Needless to say getting around can be a lesson in frustration. Any Bangkok Thai will tell you they rarely walk anywhere. They will joke with you that it is because they are "kee-kee-et" or "lazy" but it likely has more to do with a hot and humid climate so even walking down the street will result in a sweaty brow (and arms and legs and back....) Also, sidewalks in this city often have patches like this.
Many Bangkok Thais don't have a vehicle so taxis are very abundant. But tuk tuks are the most recognizable city transport. Thais use tuk tuks to go short distances within the city. Until about 10 years ago the tuks tuks were a major contributor to air pollution but now all have been converted to propane so you no longer see the puffs of black smoke following them. Prices are negotiated each time and tuk tuk drivers are notorious for scamming tourists with inflated prices. It works to our advantage to know a few Thai words and be able to negotiate the price in Thai numbers. But still, sometimes it can take a pinch of patience and humour when dealing with tuk tuk drivers. Good part is they can sometimes squeeze through traffic or fit down tiny alleys and get you to your destination much faster than a car.

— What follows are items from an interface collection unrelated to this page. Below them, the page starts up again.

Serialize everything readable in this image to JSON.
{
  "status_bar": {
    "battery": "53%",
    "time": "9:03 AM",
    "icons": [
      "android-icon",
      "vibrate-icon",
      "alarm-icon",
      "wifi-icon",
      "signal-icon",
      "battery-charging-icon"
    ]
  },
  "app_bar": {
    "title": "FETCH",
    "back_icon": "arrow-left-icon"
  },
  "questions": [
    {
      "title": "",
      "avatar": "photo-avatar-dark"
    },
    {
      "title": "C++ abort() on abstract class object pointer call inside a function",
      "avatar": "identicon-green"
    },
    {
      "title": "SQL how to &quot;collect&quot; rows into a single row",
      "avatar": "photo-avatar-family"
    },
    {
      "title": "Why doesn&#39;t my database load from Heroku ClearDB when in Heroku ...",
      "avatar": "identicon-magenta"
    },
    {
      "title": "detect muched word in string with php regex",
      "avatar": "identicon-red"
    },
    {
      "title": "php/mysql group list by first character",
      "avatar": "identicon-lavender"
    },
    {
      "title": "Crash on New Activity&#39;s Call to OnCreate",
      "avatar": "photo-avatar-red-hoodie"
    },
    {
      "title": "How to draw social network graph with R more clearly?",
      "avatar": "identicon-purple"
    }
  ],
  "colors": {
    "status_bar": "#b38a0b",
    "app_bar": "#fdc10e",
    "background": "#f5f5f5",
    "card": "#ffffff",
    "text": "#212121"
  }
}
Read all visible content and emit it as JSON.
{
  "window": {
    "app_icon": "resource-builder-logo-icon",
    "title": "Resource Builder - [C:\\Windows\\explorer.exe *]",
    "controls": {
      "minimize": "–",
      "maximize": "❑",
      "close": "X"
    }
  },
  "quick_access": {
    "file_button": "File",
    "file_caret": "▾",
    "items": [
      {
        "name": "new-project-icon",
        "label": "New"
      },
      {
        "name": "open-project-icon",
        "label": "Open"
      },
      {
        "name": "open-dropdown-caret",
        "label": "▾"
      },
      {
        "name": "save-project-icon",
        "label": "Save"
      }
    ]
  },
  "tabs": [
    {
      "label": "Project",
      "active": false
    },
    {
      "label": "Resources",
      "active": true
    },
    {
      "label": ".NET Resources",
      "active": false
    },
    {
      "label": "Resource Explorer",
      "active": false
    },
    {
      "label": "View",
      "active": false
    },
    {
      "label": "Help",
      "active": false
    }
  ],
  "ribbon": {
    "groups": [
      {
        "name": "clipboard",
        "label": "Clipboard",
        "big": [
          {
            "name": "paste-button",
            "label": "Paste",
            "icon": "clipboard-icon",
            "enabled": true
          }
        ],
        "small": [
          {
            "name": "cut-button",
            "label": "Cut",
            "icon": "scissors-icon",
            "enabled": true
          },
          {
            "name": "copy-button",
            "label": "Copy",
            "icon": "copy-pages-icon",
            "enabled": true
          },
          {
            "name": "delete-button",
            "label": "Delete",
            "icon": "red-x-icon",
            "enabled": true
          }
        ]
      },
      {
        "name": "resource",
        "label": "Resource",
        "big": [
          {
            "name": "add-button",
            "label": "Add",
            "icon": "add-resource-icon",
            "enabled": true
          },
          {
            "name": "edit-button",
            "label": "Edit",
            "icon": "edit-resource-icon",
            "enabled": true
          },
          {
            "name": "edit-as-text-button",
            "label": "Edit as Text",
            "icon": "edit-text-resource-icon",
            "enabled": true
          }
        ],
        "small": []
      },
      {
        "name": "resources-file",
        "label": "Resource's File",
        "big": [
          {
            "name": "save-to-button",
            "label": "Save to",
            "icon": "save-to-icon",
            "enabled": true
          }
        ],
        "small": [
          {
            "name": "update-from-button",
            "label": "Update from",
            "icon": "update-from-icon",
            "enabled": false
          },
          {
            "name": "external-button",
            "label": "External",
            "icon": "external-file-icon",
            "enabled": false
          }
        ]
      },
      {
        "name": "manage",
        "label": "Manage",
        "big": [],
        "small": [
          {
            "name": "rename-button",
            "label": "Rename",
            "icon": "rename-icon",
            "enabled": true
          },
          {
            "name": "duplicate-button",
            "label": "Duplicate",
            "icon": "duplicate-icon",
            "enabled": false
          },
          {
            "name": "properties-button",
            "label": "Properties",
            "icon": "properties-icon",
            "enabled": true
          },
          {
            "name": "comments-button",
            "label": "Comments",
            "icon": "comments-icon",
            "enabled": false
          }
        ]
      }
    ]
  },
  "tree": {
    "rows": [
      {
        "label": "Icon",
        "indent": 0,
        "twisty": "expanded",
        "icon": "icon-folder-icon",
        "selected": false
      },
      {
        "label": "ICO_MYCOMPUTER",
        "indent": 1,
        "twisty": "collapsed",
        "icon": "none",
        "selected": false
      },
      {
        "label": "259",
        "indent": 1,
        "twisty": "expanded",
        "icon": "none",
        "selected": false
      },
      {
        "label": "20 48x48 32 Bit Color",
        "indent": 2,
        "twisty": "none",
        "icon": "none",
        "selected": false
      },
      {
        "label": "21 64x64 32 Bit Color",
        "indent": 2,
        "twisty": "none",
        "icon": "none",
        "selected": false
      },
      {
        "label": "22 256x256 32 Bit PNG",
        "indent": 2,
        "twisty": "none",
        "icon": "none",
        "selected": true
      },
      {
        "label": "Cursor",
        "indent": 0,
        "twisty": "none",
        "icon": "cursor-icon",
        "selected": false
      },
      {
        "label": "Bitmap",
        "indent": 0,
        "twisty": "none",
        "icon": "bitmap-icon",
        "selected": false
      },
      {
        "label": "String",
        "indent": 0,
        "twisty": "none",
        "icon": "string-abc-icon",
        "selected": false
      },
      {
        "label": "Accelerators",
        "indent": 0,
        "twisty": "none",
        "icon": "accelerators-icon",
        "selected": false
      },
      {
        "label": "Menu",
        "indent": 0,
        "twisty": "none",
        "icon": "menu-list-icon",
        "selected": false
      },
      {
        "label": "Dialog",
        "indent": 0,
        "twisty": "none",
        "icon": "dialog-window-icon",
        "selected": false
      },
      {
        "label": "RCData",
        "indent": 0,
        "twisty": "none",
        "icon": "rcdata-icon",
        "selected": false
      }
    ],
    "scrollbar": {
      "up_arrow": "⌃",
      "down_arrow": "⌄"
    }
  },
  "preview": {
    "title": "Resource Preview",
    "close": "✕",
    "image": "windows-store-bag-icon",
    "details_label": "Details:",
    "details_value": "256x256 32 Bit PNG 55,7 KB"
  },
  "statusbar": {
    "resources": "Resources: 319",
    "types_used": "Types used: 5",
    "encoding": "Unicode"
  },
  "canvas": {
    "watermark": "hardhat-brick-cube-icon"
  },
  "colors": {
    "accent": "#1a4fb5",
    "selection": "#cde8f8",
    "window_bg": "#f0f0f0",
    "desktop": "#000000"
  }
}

Of course, Bangkok is also a modern city with an efficient sky-train and subway system that transverses much of the city. Again, the main advantage is not the cost savings but the lack of traffic jams. This is a sign from the sky-train reminding passengers to give their seat to those in need. Small children, pregnant women, injured and elderly. The far left symbol is of a monk, in has saffron robe, who deserves the seat not because of physical need but out of respect.